Honestly, I don’t have the answers. I am caught in a spiral and I am trying to claw my way out.  Hopefully, dear reader, I will succeed, because there is one huge difference between now and the depression I suffered in the past:   I can now write about it and openly share my feelings without fear of admonishment or undue remorse. I can draw on the strengths and experiences of other writers and bloggers who are, or have, gone through the same trials and tribulations. 

I am not alone.

Ten things to do when your heart is breaking

I had to re-home my baby girl last week. I have two beautiful, majestic Dobermanns of which Hayley is my youngest. They are my fur-children.

When I longed to fall pregnant and have children, they filled the emptiness in my heart and gave me renewed purpose. Through my divorce, they gave me a goal to work towards: find a place of my own with a garden big enough for my girls.

They’ve stayed by my side when they sensed how alone I was feeling, they’ve licked my tears when I cried myself to sleep, and they’ve sat calm and still while I hang onto them in times when all I needed was to be loved. They are my babies, and I’ve lavished them with all my attention and affection.

Now, the time has come for me to face the fact that I just can’t offer my youngest Dobe the mental, emotional and physical stimulation she so deserves. As a result, I have had to make the hard decision to find her a new home where she will receive the training and attention she needs to be a well-rounded and happy dog.

My heart is breaking – even though I know, in the long run, it’s for the best. This has led me to explore the things that make me happy and take my mind off the heartache. So here’s my highly recommended list to sooth a sore heart:

  1. Play that favourite feel-good song again, and again, and again … and again! My choice: “Walking on Sunshine” by Katrina and the Waves.
  2. Swipity swipe that shiny piece of beautiful plastic called a Visa credit card, and buy a new pair of sexy stilettos.
  3. Then take those leg-elongating heels out for a night of dancing and cocktails.
  4. Ah, cocktails! A superb Cosmopolitan cocktail poured by a handsome bartender will help ease the pain. Or you can learn how to make a Cosmopolitan at home.
  5. Have a good cry and put that box of tissues to good use.
  6. Run a hot bubble bath and lie in the bubbles until the water is cold and your hands and feet not only look, but feel, like withered prunes. Don’t forget the cooled teabags on your eyes to ease the puffiness after having a good cry (see point 6 above).
  7. Spend a day lounging around home in your pyjamas playing on your iPad or your Playstation while eating chocolate and ice-cream.
  8. Schedule a movie marathon, make a massive bowl of buttery popcorn and settle in for a late night of watching your favourite movies. Tonight, I’m planning to watch Seven Brides for Seven Brothers as a start to my movie fest.
  9. Learn and perfect the dance moves to PSY’s Gangnam Style.
  10. Do high tea the Queen’s way: unpack your finest china, brew a teapot of decent Ceylon tea and serve piping hot with a plate of scones topped with a dollop of fresh whipped cream and strawberry jam.

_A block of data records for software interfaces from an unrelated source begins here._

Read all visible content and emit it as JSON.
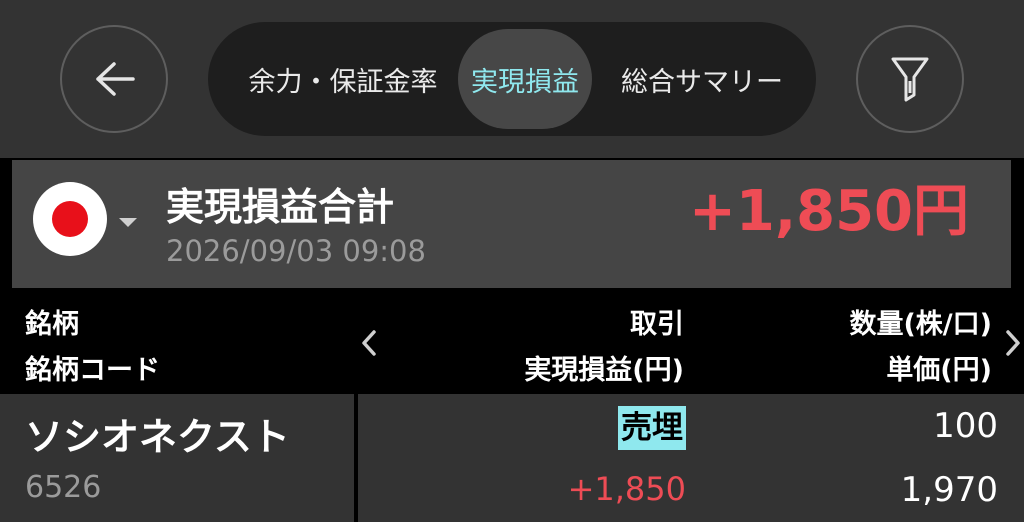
{
  "header": {
    "back_icon": "arrow-left-icon",
    "filter_icon": "filter-icon",
    "tabs": [
      {
        "label": "余力・保証金率",
        "selected": false
      },
      {
        "label": "実現損益",
        "selected": true
      },
      {
        "label": "総合サマリー",
        "selected": false
      }
    ]
  },
  "summary": {
    "flag_icon": "japan-flag-icon",
    "title": "実現損益合計",
    "date": "2026/09/03 09:08",
    "total": "+1,850円"
  },
  "columns": {
    "name": "銘柄",
    "code": "銘柄コード",
    "trade": "取引",
    "realized_pl": "実現損益(円)",
    "quantity": "数量(株/口)",
    "unit_price": "単価(円)"
  },
  "rows": [
    {
      "name": "ソシオネクスト",
      "code": "6526",
      "trade": "売埋",
      "realized_pl": "+1,850",
      "quantity": "100",
      "unit_price": "1,970"
    }
  ],
  "colors": {
    "accent": "#8fe8ee",
    "profit": "#ee4c55",
    "header_bg": "#333333",
    "panel_bg": "#454545"
  }
}
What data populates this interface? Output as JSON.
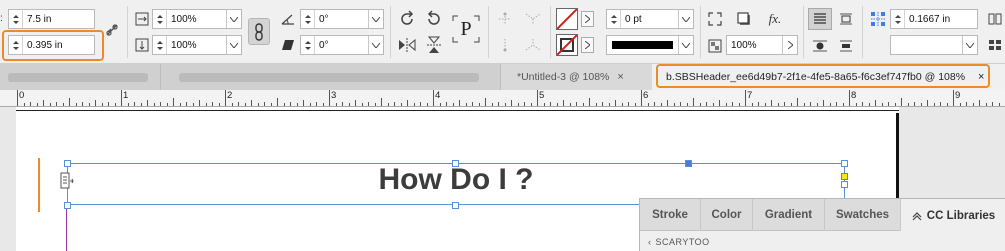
{
  "control_panel": {
    "x_value": "7.5 in",
    "y_value": "0.395 in",
    "scale_x": "100%",
    "scale_y": "100%",
    "rotate_angle": "0°",
    "shear_angle": "0°",
    "text_frame_glyph": "P",
    "stroke_weight": "0 pt",
    "opacity": "100%",
    "fx_label": "fx.",
    "column_gutter": "0.1667 in"
  },
  "tabs": [
    {
      "label": "*Untitled-3 @ 108%",
      "close": "×"
    },
    {
      "label": "b.SBSHeader_ee6d49b7-2f1e-4fe5-8a65-f6c3ef747fb0 @ 108%",
      "close": "×"
    }
  ],
  "ruler": {
    "labels": [
      "0",
      "1",
      "2",
      "3",
      "4",
      "5",
      "6",
      "7",
      "8",
      "9"
    ]
  },
  "document": {
    "heading": "How Do I ?"
  },
  "panel": {
    "tabs": [
      "Stroke",
      "Color",
      "Gradient",
      "Swatches",
      "CC Libraries"
    ],
    "active_tab": "CC Libraries",
    "library_name": "SCARYTOO"
  },
  "colors": {
    "highlight": "#ef8a2a",
    "selection": "#5c8fd6",
    "anchor_fill": "#3d7ee8",
    "overflow_handle": "#f2e81a"
  }
}
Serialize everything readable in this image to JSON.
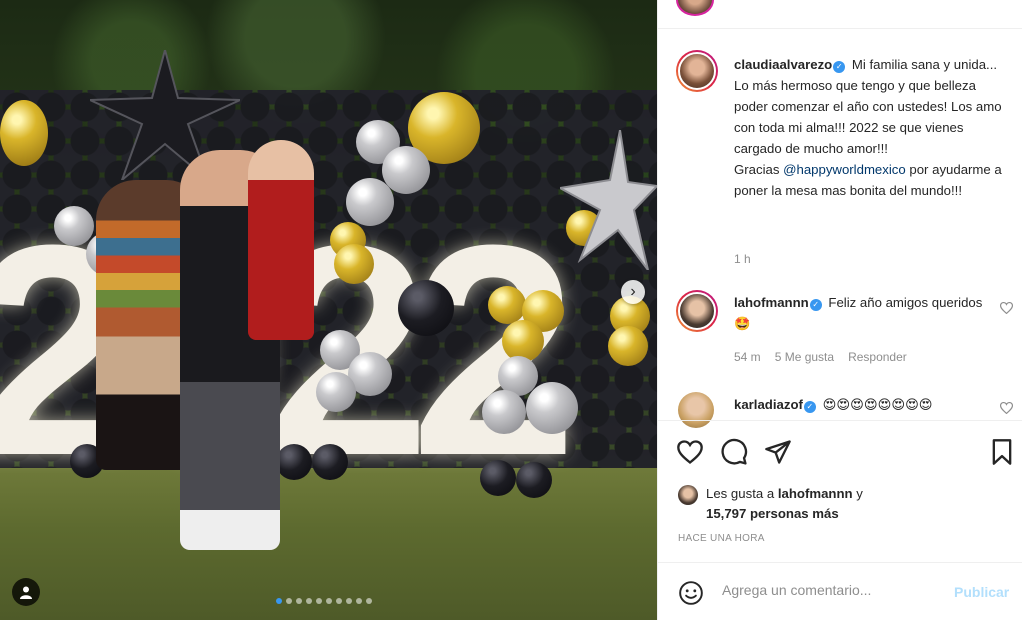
{
  "post": {
    "image": {
      "decor_number": "2022",
      "carousel_next_icon": "chevron-right-icon",
      "tagged_icon": "user-tag-icon",
      "carousel_dots_count": 10,
      "carousel_active_index": 0
    },
    "caption": {
      "username": "claudiaalvarezo",
      "text_1": "Mi familia sana y unida... Lo más hermoso que tengo y que belleza poder comenzar el año con ustedes! Los amo con toda mi alma!!! 2022 se que vienes cargado de mucho amor!!!",
      "text_2_prefix": "Gracias ",
      "mention": "@happyworldmexico",
      "text_2_suffix": " por ayudarme a poner la mesa mas bonita del mundo!!!",
      "time": "1 h"
    },
    "comments": [
      {
        "username": "lahofmannn",
        "text": "Feliz año amigos queridos 🤩",
        "time": "54 m",
        "likes": "5 Me gusta",
        "reply": "Responder"
      },
      {
        "username": "karladiazof",
        "text": "😍😍😍😍😍😍😍😍"
      }
    ],
    "likes": {
      "prefix": "Les gusta a ",
      "user": "lahofmannn",
      "middle": " y",
      "count": "15,797 personas más"
    },
    "posted_time": "HACE UNA HORA",
    "comment_box": {
      "placeholder": "Agrega un comentario...",
      "publish": "Publicar"
    }
  },
  "colors": {
    "verified": "#3897f0",
    "mention": "#00376b",
    "muted": "#8e8e8e",
    "publish_disabled": "#b2dffc"
  }
}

While not a cure for my underlying sadness, I hope that my list of activities will help to occupy my time and thoughts. After all, whether I wish it to or not, the sun will rise again in the morning, and life will continue … with or without me in tow!

Related articles

%d bloggers like this: